and write files on your computer. You can save your engine design and performance
to a file for printing. You can also save your current design to a "Save" file.
At your next session you can read the "Save" file information back into the
program and continue your design.
FoilSimU III
is a simulator that performs a KuttaJoukowski analysis to
compute the lift of an airfoil, and a table lookup of experimental data
to determine the drag of the foil.
The user can control the shape, size, and inclination of the airfoil and the
atmospheric conditions in which the airfoil is flying.
The program includes a stall model for the airfoil, a model of the Martian
atmosphere, and the ability to specify a variety of fluids for lift comparisons.
The program has graphical and numerical output, including an interactive probe
which you can use to investigate the details of flow around an airfoil.
TunnelSys
is a simulator to design, test, and analyze the performance of a wind tunnel
model of an aircraft wing. TunnelSys combines three computer programs, a design program,
a wind tunnel test programs, and a postprocessing
program, which can be operated by three different students to explore the process
involved with wind tunnel testing. The wing analysis is based on FoilSim III.
Navigation..
 Beginner's Guide Home Page
 Beginner's Guide to Aerodynamics
 Beginner's Guide to Propulsion
 Beginner's Guide to Hypersonics
 Beginner's Guide to Compressible Aerodynamics
 Beginner's Guide to Model Rockets

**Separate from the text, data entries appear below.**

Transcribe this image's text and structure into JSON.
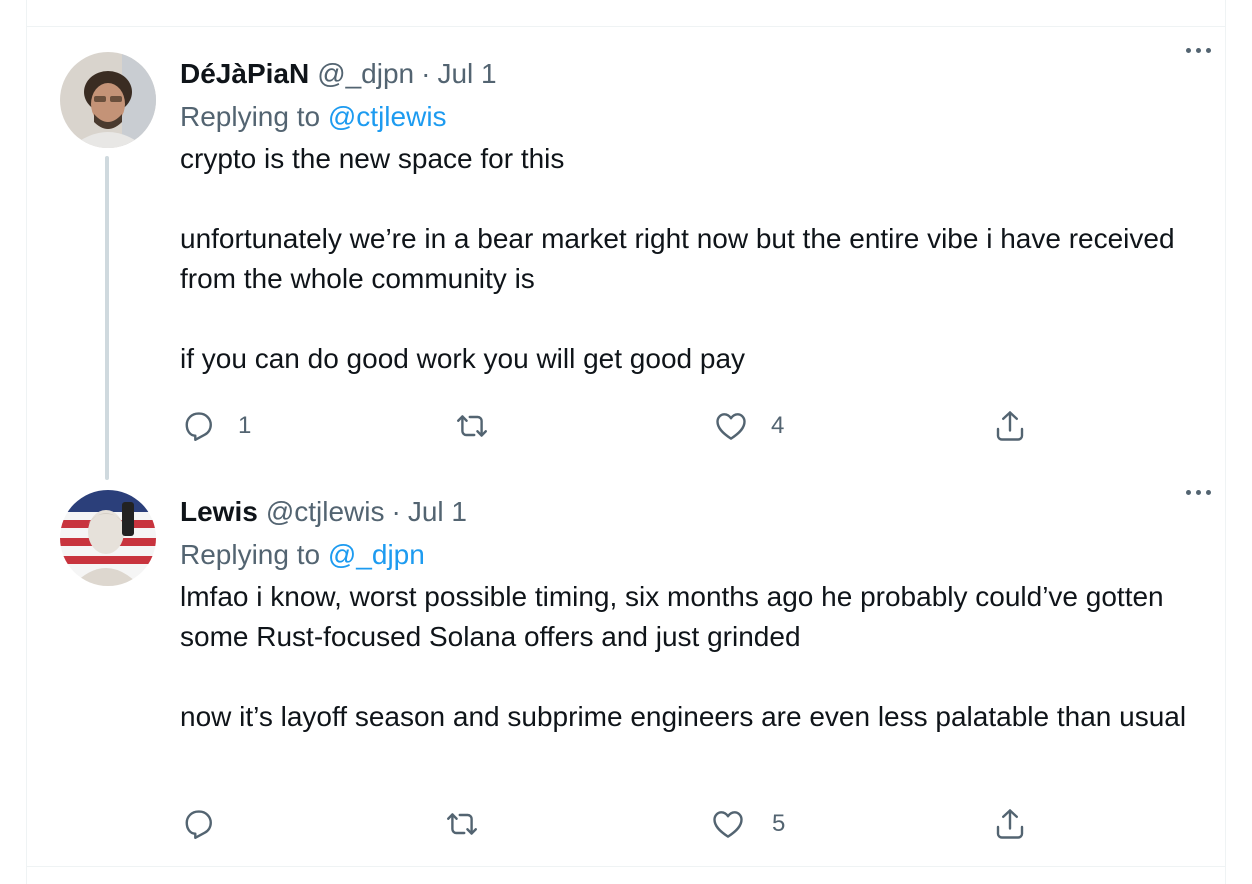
{
  "tweets": [
    {
      "display_name": "DéJàPiaN",
      "handle": "@_djpn",
      "separator": "·",
      "date": "Jul 1",
      "replying_prefix": "Replying to",
      "replying_to": "@ctjlewis",
      "paragraphs": [
        "crypto is the new space for this",
        "unfortunately we’re in a bear market right now but the entire vibe i have received from the whole community is",
        "if you can do good work you will get good pay"
      ],
      "reply_count": "1",
      "retweet_count": "",
      "like_count": "4"
    },
    {
      "display_name": "Lewis",
      "handle": "@ctjlewis",
      "separator": "·",
      "date": "Jul 1",
      "replying_prefix": "Replying to",
      "replying_to": "@_djpn",
      "paragraphs": [
        "lmfao i know, worst possible timing, six months ago he probably could’ve gotten some Rust-focused Solana offers and just grinded",
        "now it’s layoff season and subprime engineers are even less palatable than usual"
      ],
      "reply_count": "",
      "retweet_count": "",
      "like_count": "5"
    }
  ],
  "icons": {
    "reply": "reply-icon",
    "retweet": "retweet-icon",
    "like": "heart-icon",
    "share": "share-icon",
    "more": "more-icon"
  },
  "colors": {
    "link": "#1d9bf0",
    "secondary_text": "#536471",
    "primary_text": "#0f1419",
    "thread_line": "#cfd9de"
  }
}
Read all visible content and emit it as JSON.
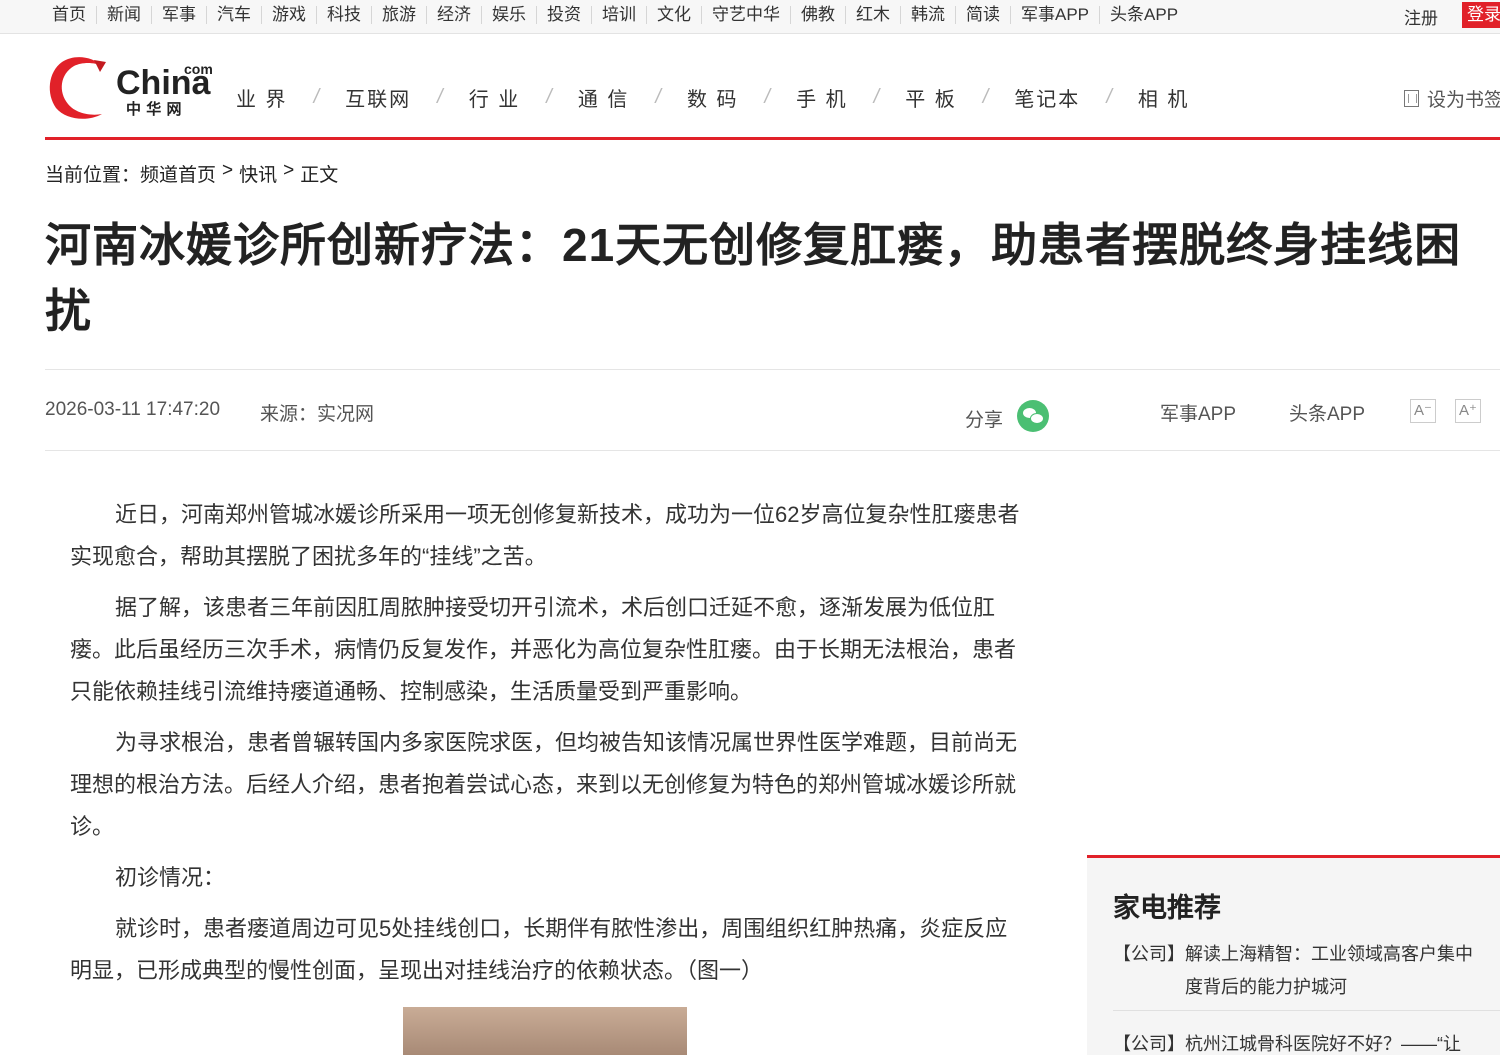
{
  "topnav": [
    "首页",
    "新闻",
    "军事",
    "汽车",
    "游戏",
    "科技",
    "旅游",
    "经济",
    "娱乐",
    "投资",
    "培训",
    "文化",
    "守艺中华",
    "佛教",
    "红木",
    "韩流",
    "简读",
    "军事APP",
    "头条APP"
  ],
  "register": "注册",
  "login": "登录",
  "logo": {
    "com": "com",
    "china": "China",
    "cn": "中 华 网"
  },
  "mainnav": [
    "业 界",
    "互联网",
    "行 业",
    "通 信",
    "数 码",
    "手 机",
    "平 板",
    "笔记本",
    "相 机"
  ],
  "bookmark": "设为书签",
  "breadcrumb": {
    "label": "当前位置：",
    "items": [
      "频道首页",
      "快讯",
      "正文"
    ],
    "sep": ">"
  },
  "article": {
    "title": "河南冰媛诊所创新疗法：21天无创修复肛瘘，助患者摆脱终身挂线困扰",
    "date": "2026-03-11 17:47:20",
    "source": "来源：实况网",
    "share": "分享",
    "app1": "军事APP",
    "app2": "头条APP",
    "font_minus": "A⁻",
    "font_plus": "A⁺",
    "paragraphs": [
      "近日，河南郑州管城冰媛诊所采用一项无创修复新技术，成功为一位62岁高位复杂性肛瘘患者实现愈合，帮助其摆脱了困扰多年的“挂线”之苦。",
      "据了解，该患者三年前因肛周脓肿接受切开引流术，术后创口迁延不愈，逐渐发展为低位肛瘘。此后虽经历三次手术，病情仍反复发作，并恶化为高位复杂性肛瘘。由于长期无法根治，患者只能依赖挂线引流维持瘘道通畅、控制感染，生活质量受到严重影响。",
      "为寻求根治，患者曾辗转国内多家医院求医，但均被告知该情况属世界性医学难题，目前尚无理想的根治方法。后经人介绍，患者抱着尝试心态，来到以无创修复为特色的郑州管城冰媛诊所就诊。",
      "初诊情况：",
      "就诊时，患者瘘道周边可见5处挂线创口，长期伴有脓性渗出，周围组织红肿热痛，炎症反应明显，已形成典型的慢性创面，呈现出对挂线治疗的依赖状态。（图一）"
    ]
  },
  "sidebar": {
    "title": "家电推荐",
    "items": [
      {
        "tag": "【公司】",
        "text": "解读上海精智：工业领域高客户集中度背后的能力护城河"
      },
      {
        "tag": "【公司】",
        "text": "杭州江城骨科医院好不好？——“让"
      }
    ]
  },
  "colors": {
    "brand_red": "#e12129",
    "wechat_green": "#4bbf73"
  }
}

 Beginner's Guide to Kites
 Beginner's Guide to Wind Tunnels
 Free Software
 Aerospace Activities and Lessons
 Aerospace Resources